September 11, 2012 by Reader's Connection
I love Milo Brewer, in part because he’s the opposite of me. I tend to skate along on the surface of things, whereas Milo goes deep. Early in Olen Steinhauer’s novel The Tourist, Milo is standing on a dock in Slovenia, thinking about the case he’s working. He decides to jump into the water, while a fellow agent looks on in disbelief (“You’re not.”), and down in the dirty water he finds a corpse. Would I have jumped in?
I also like the fact that the reader is always finding stuff out about Milo and his past, just as Milo is figuring out how to survive in the world of espionage.

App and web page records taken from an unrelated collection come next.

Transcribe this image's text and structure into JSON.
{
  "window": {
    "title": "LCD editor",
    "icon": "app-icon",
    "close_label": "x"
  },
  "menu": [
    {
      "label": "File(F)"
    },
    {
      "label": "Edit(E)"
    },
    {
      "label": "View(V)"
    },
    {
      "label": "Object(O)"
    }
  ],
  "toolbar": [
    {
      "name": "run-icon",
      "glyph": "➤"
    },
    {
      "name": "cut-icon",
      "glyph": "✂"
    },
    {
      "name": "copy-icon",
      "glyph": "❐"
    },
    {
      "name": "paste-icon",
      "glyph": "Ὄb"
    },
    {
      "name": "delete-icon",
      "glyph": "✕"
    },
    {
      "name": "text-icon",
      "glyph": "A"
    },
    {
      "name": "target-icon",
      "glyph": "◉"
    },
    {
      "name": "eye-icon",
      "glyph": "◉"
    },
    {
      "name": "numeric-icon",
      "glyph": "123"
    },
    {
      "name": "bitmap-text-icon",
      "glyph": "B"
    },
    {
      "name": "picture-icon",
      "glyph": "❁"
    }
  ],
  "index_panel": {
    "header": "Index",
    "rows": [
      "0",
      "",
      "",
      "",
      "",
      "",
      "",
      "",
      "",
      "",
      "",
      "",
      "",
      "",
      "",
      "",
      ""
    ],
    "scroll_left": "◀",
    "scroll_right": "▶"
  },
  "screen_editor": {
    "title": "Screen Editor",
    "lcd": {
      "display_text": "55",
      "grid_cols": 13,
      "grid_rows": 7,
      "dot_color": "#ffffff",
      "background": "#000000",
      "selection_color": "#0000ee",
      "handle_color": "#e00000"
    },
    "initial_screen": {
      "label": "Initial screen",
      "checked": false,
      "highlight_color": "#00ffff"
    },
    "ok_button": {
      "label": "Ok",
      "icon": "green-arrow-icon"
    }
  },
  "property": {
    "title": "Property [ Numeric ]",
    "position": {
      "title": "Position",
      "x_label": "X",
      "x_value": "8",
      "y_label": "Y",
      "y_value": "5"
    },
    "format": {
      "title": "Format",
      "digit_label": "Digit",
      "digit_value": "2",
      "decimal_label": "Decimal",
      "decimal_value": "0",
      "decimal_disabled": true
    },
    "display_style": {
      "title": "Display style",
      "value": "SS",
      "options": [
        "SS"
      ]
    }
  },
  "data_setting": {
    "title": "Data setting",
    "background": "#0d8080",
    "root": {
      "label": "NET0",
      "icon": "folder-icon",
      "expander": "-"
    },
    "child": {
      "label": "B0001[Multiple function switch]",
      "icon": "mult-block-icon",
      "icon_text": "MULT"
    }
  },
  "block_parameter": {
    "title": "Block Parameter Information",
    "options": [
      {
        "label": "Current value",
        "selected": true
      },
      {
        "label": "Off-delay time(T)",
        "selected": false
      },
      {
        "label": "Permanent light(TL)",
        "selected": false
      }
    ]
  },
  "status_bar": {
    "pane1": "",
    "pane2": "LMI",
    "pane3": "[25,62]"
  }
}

It’s a wonderful spy story. Milo used to be a Tourist–a kind of CIA agent who has no home base, who wanders the globe as needed, often doing dirty work. After some unpleasantness in Venice, he was pulled from “the Department of Tourism” and given a sort of home. Around that same time, he acquired a wife and daughter, who mean the world to him.
Sad to tell (but luckily for the reader), Milo is yanked back into the world of Tourists. The reasons for this are complex, but the story moves like an express train, and it’s loaded with the kind of paranoia that you can’t call paranoia because the enemies are everywhere.
All Tourists know the importance of awareness. When you enter a room or a park, you chart the escapes immediately. You take in the potential weapons around you–a chair, ballpoint pen, letter opener, or even the loose, low-hanging branch on the tree behind Milo’s bench. At the same time, you consider the faces. Are they aware of you? Or are they feigning a forced ignorance that is the hallmark of other Tourists? Because Tourists are seldom proactive; the best ones bring you to them.
There’s some debate on the Web as to whether there will ever be a movie version of The Tourist, with George Clooney as Milo.